[App and web page records]
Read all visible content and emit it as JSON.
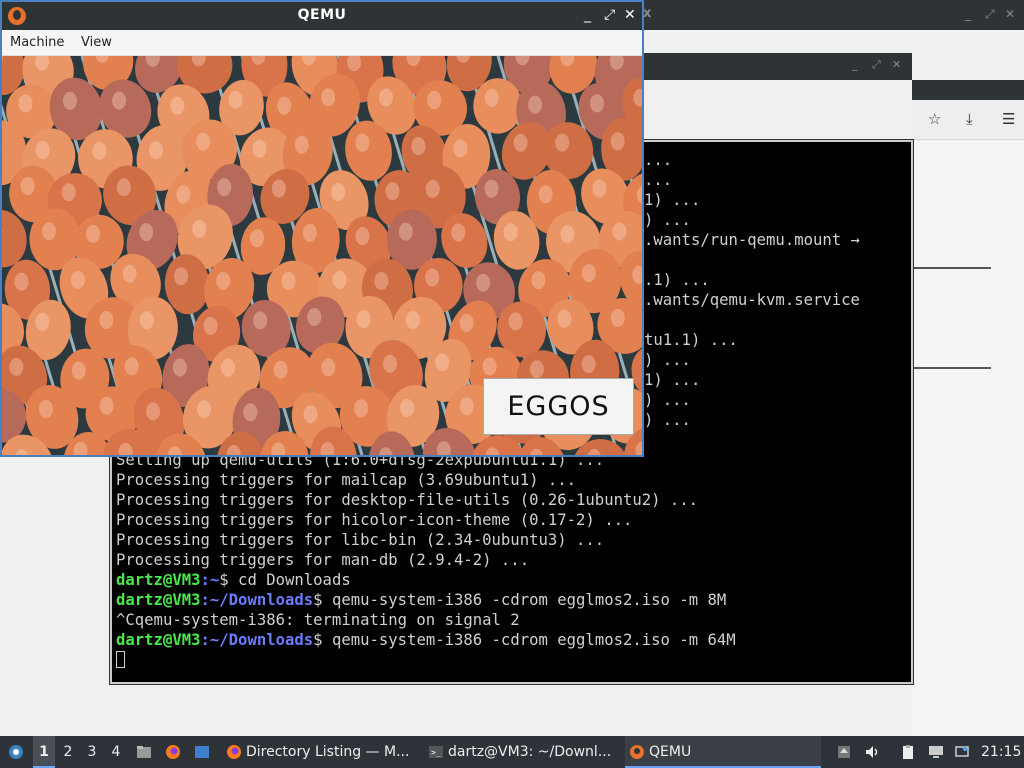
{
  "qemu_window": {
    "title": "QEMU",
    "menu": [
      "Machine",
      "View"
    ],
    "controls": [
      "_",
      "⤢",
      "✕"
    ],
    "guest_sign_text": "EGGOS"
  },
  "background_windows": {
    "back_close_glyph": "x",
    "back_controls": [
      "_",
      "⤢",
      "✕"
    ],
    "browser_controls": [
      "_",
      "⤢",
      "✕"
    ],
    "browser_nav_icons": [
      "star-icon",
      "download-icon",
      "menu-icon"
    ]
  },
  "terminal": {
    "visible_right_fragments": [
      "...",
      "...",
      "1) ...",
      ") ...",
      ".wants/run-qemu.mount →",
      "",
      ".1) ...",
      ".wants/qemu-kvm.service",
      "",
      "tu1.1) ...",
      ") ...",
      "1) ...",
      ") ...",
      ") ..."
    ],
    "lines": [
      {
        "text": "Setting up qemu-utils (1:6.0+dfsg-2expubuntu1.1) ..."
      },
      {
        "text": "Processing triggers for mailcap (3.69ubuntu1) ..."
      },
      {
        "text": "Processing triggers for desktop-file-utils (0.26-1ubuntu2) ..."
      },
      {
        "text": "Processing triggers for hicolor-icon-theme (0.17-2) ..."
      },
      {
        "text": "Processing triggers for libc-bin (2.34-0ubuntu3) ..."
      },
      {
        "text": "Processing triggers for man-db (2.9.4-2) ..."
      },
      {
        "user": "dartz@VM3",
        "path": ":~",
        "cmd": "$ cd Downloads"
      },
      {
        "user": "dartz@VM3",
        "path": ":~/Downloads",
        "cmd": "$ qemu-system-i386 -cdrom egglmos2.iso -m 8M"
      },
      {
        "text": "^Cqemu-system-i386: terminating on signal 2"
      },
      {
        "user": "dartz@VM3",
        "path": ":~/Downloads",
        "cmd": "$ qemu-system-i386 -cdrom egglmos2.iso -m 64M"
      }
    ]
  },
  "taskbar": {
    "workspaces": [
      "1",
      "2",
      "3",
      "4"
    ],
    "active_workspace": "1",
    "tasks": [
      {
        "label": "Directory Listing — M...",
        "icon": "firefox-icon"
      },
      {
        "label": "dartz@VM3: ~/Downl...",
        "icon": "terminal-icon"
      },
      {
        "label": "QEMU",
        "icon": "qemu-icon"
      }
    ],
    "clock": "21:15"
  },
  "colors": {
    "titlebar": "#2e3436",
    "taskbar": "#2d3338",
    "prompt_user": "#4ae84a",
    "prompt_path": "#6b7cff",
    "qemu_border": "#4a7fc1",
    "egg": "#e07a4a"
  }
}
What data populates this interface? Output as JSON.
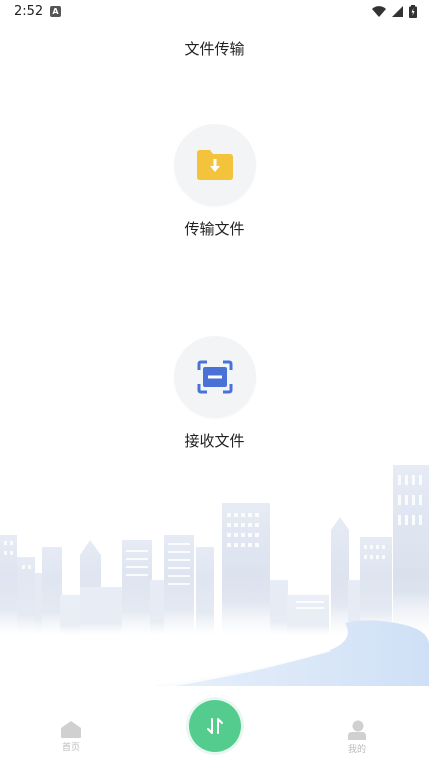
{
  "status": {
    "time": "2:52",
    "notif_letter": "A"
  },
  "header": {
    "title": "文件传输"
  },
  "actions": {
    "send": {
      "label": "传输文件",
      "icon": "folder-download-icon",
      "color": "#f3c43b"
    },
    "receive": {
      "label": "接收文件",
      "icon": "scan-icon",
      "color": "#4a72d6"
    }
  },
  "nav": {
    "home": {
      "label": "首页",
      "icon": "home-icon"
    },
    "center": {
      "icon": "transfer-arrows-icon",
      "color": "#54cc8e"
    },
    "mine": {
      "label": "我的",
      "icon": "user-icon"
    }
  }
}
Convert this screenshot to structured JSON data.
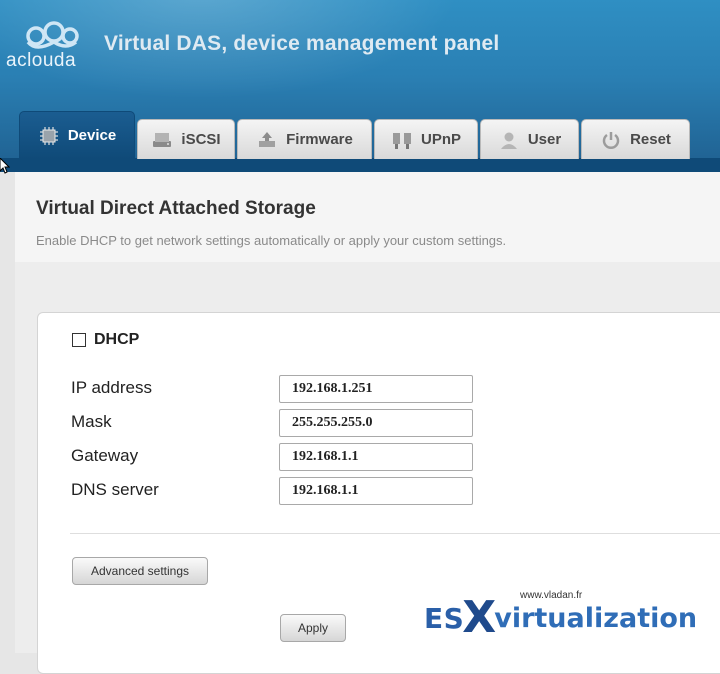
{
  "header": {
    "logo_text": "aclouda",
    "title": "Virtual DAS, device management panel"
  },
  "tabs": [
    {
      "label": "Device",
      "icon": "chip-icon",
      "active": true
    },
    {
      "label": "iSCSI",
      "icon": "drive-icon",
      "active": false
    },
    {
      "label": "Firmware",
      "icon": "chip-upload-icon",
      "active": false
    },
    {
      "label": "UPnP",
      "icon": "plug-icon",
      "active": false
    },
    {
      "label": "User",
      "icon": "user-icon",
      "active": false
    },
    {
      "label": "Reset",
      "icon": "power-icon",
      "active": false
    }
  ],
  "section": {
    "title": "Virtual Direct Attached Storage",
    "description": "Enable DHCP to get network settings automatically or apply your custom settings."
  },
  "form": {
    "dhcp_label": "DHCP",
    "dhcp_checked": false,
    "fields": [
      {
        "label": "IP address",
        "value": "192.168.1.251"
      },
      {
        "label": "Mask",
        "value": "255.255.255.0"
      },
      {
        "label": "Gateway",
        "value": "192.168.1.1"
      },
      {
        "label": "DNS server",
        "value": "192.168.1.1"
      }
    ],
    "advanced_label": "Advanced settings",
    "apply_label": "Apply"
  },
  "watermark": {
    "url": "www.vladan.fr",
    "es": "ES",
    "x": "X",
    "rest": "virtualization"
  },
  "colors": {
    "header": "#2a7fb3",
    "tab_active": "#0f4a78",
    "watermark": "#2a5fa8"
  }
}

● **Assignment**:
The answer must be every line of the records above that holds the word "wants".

● **Result for this exercise**:
      ".wants/run-qemu.mount →",
      ".wants/qemu-kvm.service",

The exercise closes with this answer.